Drawing upon findings from the national research project Manawa ū ki te reo Māori, which surveyed motivations and barriers for Māori language acquisition and use, Te Huia encourages readers to explore how they can journey back towards te reo Māori in daily life. We hear from tangata whenua learning te reo, and from those who are fluent, while considering challenges to language reclamation – such as experiences with racism, whakamā, historical trauma and resourcing – and ways to overcome these.
At the heart of He Reo Tuku Iho is the knowledge that it is possible for Māori to return te reo to minds, hearts and mouths. As Te Huia writes: ‘The aroha connection that we all have with our tūpuna, our living relations, and those yet to come, are tied together in our collective desire for te reo Māori to thrive now and in the future.’

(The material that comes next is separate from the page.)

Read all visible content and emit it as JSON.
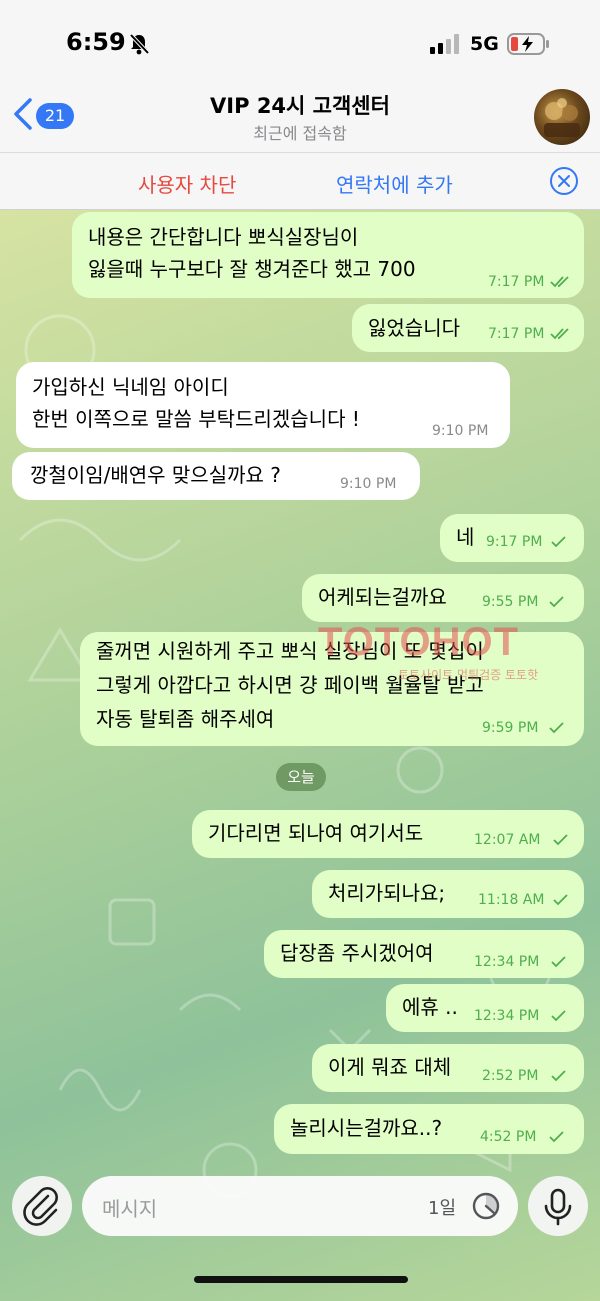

Awanui Te Huia (Ngāti Maniapoto) is a researcher and lecturer at the School of Māori Studies Te Kawa a Māui. She has a PhD in psychology that focuses on factors that support heritage language development for Māori learners of te reo Māori. As well as focusing on Māori language learning, she also researches the ways in which Māori and Pākehā learn about colonial history, and how such knowledge contributes to our concepts of biculturalism in Aotearoa. In 2019, for Te Mātāwai, she led the project Manawa ū ki te reo Māori.
Cover design: Tane Morris